Construction of the buildings (most of which date from the 1960s) cheated their inland neighbors of their views of the lake and restricted access to the public beaches which until very recently beckoned on their lake-wind side. Proximity inevitably encouraged a proprietary attitude among some condo residents. "They talk about the Ardmore-Hollywood beach as 'our beach,' " complained one critic to me. "They've enjoyed the lake in private, let them suffer in private." Lulkin responds; "These buildings did not displace public land," she says, pointing out that they occupy more (less gracefully, it must be conceded) sites formerly occupied by mansions. "In fact, putting up the condos was a form of proletarianization of the lakefront."

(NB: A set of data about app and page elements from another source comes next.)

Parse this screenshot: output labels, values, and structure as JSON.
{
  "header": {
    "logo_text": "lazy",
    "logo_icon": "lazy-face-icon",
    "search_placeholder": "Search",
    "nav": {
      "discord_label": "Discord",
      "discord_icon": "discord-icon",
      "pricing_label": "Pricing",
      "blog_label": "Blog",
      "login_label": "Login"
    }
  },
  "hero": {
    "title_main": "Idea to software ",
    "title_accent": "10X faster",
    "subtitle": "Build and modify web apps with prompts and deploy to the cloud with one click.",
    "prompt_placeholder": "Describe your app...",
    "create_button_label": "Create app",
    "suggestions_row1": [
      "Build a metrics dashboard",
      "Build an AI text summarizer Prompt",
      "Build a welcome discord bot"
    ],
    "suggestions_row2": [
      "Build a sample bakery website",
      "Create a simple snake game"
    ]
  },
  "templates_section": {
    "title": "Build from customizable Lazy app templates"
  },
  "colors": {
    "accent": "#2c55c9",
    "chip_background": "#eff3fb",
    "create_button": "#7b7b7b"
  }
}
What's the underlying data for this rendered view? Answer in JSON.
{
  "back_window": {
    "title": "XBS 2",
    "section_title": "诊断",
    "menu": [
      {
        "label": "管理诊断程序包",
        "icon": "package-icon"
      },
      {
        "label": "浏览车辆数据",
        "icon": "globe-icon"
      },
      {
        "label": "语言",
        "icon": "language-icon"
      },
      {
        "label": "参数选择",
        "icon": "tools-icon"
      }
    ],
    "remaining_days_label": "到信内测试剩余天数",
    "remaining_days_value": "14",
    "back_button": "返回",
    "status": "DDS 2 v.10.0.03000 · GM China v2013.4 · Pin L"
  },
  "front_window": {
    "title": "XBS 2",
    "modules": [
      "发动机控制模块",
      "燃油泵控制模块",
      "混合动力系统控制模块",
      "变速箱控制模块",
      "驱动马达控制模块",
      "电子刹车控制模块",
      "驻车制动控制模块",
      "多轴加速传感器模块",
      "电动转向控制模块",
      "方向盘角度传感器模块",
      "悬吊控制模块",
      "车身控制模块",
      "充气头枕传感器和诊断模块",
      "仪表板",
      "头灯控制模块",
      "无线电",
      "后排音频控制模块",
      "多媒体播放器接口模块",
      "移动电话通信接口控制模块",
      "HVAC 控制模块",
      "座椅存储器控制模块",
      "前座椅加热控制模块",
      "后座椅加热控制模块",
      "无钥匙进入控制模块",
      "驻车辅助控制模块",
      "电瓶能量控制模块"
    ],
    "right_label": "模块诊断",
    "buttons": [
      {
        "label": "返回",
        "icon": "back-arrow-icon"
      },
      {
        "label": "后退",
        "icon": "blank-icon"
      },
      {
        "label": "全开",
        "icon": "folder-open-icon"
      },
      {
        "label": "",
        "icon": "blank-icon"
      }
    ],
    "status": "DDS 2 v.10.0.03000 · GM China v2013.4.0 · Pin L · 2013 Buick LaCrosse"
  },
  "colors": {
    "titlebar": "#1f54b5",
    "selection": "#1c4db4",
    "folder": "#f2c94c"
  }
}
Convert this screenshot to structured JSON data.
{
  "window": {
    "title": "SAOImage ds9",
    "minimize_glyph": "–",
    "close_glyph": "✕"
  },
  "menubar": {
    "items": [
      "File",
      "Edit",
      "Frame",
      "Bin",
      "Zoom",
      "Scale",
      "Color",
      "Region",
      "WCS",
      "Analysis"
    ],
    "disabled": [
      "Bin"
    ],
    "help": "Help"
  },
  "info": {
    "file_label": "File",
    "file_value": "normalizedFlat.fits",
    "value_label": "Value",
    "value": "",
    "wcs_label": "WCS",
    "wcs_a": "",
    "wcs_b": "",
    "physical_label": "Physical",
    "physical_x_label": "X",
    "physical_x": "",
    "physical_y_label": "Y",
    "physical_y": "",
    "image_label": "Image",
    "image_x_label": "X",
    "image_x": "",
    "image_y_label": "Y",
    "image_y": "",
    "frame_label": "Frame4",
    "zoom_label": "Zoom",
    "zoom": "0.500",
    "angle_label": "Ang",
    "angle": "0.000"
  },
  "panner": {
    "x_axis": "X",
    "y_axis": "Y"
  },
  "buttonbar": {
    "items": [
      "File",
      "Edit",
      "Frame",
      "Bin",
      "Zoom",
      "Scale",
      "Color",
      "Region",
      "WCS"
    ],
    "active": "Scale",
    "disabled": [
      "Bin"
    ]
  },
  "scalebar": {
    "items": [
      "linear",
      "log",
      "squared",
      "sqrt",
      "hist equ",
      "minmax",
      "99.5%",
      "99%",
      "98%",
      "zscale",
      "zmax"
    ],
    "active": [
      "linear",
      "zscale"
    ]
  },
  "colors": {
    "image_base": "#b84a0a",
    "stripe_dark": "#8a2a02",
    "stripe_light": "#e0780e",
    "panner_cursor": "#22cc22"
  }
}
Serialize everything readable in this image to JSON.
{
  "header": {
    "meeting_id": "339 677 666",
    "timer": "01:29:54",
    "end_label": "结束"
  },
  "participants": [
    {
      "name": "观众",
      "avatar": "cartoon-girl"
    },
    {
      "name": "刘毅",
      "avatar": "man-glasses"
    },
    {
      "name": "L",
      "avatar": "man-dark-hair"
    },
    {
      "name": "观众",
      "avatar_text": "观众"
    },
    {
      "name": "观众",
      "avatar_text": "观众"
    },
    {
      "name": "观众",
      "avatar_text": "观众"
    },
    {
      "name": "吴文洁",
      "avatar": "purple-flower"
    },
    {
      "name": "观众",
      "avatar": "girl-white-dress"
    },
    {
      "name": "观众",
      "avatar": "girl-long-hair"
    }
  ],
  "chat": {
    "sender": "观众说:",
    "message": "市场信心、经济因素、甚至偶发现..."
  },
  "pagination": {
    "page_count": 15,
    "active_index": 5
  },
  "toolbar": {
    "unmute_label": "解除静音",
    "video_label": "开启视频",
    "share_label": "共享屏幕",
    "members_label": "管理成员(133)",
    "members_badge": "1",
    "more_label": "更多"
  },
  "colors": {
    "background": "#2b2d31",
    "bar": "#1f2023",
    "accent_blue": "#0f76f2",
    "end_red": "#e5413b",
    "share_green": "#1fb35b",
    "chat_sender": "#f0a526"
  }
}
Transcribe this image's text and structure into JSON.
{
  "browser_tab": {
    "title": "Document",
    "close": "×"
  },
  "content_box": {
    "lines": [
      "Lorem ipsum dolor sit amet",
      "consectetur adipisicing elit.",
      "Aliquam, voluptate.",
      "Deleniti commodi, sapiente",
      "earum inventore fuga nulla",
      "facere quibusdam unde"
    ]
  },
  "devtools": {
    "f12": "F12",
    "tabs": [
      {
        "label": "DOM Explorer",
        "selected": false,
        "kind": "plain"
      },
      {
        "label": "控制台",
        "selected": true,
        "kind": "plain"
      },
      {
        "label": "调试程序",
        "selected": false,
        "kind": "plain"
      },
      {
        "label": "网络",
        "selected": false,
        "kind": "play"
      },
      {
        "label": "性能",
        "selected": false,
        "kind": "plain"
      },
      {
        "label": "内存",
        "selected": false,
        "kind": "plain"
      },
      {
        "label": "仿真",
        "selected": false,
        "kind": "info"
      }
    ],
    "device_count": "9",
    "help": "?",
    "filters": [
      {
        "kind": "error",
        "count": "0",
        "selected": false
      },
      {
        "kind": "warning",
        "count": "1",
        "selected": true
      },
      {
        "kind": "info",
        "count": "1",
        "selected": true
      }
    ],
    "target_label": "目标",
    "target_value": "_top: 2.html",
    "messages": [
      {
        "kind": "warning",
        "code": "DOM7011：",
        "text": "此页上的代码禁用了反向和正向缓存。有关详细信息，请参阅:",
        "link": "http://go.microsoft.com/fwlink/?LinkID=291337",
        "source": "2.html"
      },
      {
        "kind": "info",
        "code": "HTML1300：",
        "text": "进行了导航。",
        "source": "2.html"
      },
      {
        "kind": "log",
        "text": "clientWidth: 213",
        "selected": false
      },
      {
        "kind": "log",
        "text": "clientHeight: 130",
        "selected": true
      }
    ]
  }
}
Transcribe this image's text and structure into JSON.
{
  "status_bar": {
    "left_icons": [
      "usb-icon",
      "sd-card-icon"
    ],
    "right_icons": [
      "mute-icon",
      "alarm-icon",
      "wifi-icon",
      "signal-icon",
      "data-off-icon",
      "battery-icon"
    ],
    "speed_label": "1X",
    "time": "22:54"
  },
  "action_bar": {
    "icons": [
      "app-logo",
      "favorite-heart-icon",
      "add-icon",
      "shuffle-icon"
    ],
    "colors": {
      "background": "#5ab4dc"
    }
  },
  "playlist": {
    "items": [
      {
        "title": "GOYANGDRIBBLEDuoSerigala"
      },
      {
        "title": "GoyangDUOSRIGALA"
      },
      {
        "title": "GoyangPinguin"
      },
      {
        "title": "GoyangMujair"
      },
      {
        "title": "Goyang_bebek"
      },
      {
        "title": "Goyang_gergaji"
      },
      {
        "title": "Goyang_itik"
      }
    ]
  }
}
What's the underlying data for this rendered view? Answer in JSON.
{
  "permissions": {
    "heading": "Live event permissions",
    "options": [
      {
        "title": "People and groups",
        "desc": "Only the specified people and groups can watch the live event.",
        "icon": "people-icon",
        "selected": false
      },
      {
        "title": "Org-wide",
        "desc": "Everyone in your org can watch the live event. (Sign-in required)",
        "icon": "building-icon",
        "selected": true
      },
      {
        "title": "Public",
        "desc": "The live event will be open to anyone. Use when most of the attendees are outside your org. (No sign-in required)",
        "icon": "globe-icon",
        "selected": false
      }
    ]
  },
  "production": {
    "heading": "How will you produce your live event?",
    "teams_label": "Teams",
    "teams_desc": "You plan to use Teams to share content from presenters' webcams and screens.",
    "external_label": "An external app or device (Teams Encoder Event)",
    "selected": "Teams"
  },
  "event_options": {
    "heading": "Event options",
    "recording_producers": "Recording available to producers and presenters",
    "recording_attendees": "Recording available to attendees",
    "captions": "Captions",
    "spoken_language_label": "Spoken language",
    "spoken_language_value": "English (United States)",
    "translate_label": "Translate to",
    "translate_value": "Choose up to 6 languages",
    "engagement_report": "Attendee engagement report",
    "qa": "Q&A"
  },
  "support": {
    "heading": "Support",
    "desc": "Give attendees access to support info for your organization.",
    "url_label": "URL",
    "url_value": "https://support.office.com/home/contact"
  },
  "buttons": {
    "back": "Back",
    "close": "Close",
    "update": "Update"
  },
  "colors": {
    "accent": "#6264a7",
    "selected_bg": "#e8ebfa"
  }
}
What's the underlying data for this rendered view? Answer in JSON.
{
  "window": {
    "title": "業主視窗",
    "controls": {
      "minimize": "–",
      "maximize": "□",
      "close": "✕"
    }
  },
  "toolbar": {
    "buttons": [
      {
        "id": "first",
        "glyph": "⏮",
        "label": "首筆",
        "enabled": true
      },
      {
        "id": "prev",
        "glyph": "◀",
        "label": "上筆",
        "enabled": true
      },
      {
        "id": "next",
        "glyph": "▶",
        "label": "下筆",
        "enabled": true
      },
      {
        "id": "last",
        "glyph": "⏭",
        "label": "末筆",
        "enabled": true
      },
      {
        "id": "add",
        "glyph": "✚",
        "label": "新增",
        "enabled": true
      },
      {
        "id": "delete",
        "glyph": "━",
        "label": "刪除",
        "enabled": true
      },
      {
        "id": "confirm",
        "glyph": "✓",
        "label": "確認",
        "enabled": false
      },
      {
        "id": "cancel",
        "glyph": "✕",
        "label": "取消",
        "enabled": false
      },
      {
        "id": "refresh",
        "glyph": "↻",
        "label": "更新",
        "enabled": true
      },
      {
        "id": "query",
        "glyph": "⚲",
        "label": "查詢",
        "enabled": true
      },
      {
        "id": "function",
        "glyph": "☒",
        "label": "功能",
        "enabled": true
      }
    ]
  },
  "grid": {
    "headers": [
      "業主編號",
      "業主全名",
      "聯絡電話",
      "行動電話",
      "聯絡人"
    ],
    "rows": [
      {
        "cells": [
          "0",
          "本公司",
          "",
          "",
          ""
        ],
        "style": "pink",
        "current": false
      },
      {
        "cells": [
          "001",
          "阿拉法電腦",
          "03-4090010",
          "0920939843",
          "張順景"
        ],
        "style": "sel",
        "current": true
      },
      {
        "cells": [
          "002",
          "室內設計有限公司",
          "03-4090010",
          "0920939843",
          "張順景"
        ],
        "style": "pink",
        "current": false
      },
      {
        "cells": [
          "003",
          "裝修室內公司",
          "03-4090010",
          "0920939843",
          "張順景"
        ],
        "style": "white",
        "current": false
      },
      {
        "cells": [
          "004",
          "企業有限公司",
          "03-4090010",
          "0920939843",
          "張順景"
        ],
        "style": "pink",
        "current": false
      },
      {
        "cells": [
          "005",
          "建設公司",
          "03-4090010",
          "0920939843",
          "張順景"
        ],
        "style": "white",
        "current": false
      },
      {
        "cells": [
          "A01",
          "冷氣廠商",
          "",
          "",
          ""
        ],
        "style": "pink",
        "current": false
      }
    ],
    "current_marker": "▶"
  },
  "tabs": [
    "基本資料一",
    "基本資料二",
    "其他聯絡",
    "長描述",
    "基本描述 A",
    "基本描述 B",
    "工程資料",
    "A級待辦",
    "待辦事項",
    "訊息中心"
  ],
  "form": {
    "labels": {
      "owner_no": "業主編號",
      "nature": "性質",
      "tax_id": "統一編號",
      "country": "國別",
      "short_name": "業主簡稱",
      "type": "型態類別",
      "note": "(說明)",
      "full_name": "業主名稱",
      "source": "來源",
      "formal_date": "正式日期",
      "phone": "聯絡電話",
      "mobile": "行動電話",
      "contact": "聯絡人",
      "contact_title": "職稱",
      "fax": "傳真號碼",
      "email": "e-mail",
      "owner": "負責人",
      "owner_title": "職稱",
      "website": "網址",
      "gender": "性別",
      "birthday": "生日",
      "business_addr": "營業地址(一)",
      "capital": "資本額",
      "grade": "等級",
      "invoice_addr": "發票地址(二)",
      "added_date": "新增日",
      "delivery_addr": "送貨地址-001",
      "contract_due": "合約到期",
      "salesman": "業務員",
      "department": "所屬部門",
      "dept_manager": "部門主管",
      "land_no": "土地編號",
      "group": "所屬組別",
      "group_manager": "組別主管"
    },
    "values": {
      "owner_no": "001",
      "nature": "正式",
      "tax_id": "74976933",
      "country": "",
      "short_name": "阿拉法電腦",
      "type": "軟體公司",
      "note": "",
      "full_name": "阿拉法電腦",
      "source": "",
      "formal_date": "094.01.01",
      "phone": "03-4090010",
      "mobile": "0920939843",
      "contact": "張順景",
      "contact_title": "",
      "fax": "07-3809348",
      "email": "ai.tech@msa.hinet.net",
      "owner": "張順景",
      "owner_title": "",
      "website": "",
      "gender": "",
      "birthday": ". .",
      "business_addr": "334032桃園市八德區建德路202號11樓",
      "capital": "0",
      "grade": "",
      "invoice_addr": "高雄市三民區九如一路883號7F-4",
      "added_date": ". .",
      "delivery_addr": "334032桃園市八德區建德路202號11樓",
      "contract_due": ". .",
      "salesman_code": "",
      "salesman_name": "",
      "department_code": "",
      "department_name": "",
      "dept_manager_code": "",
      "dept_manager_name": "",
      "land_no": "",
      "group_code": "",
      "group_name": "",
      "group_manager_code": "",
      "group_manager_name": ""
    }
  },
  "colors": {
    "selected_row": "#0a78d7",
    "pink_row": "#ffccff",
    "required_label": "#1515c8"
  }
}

Lulkin's version of the common people's triumph on the far north side is not likely to sway the rest of Chicago, many of whom worry less about putting heat on their congressman than getting some from their landlords. The geologists point out that the lakeshore actually belongs to the lake; the lawyers insist that it belongs to deed holders. Which is correct depends utterly on which view of the world you think is the wiser. The farmers who plant on the drained-and-diked floodplain of the Illinois believe the lawyers to be correct, at least three years out of five on average; so do the developers who build subdivision on clay subsoils and then petition for a city sewer line because their septic tanks don't work. Considered on a nature's time scale these are the works of the least practical of people. But when land becomes property the future becomes tomorrow and forever becomes thirty years, or whenever one's bank note expires.
The condos will be saved not just because the people who own them can afford good lawyers (hell, the people who own them are good lawyers) but because the law itself holds human nature preeminent over the other kind. (The protection will no doubt be accomplished by a political quid pro quo—most likely a landfill for the condo owners in exchange for extending Lake Shore Drive for everybody else—which will compound the mistakes by putting that much more vulnerable property next to the lake.
Jerry Sullivan, columnist for the weekly The Reader, made a suggestion a few months ago which, being sensible, has not been taken up by any of the commissions and agencies studying the problem of lake flooding. Sullivan suggested that it might be cheaper for the government—he did not mention which one, and there have been no volunteers—to simply buy up the condos and clear the land, rather the way the feds bought out the town of Times Beach, Missouri, when it was judged too dangerous for people to live there.
I would propose a variation on that theme. Chicago has made a shrine of its old water tower, one of the few buildings left unscathed by the great fire of 1871. It commemorates the city's triumph over disaster, and thus is misleading in its lessons and arrogant in its assumptions. Better to have left a burned-out hulk standing, like the Japanese and Germans, to commemorate the costs of folly—a more salutary lesson. Lacking that, leave the lakefront condos instead, vacant but otherwise untouched, to be slowly battered into ruin, brick by brick by brick. □